Each line in the listing below that contains "буря" should be returned.

- - -

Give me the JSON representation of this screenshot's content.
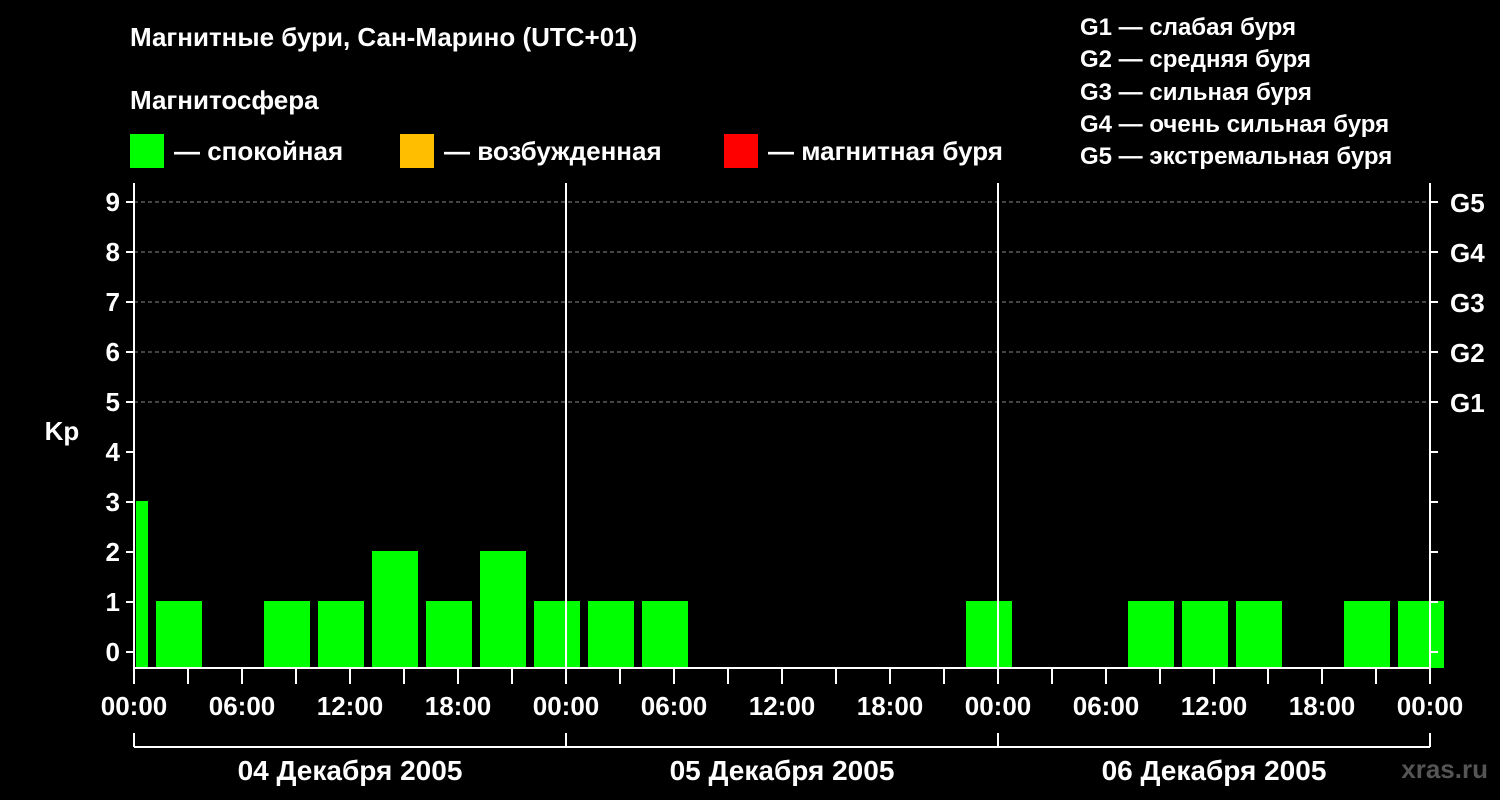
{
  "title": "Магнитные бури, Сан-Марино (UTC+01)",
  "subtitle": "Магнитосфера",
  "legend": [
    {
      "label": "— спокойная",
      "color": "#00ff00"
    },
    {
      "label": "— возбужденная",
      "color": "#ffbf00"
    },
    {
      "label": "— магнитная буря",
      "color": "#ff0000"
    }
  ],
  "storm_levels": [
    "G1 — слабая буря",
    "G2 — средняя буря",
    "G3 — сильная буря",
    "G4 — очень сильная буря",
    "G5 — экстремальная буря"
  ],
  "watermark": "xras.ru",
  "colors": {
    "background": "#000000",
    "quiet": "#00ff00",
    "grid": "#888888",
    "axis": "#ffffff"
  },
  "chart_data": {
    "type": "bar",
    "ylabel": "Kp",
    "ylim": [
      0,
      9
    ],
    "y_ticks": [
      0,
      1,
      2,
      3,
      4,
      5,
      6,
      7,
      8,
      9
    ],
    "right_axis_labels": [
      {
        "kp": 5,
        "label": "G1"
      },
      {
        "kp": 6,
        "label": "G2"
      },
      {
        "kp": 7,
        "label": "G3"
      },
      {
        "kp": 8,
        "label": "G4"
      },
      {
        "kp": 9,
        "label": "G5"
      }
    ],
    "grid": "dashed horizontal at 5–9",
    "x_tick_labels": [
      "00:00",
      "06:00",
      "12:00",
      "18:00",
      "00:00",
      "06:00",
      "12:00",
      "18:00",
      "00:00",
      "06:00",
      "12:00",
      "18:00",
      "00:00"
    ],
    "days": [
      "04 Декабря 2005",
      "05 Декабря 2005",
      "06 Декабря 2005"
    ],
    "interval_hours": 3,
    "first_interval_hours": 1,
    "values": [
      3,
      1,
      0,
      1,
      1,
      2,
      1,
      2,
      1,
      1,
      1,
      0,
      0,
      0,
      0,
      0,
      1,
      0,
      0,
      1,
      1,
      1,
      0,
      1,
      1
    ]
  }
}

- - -

▶ **Expected output**
      "label": "— магнитная буря",
    "G1 — слабая буря",
    "G2 — средняя буря",
    "G3 — сильная буря",
    "G4 — очень сильная буря",
    "G5 — экстремальная буря"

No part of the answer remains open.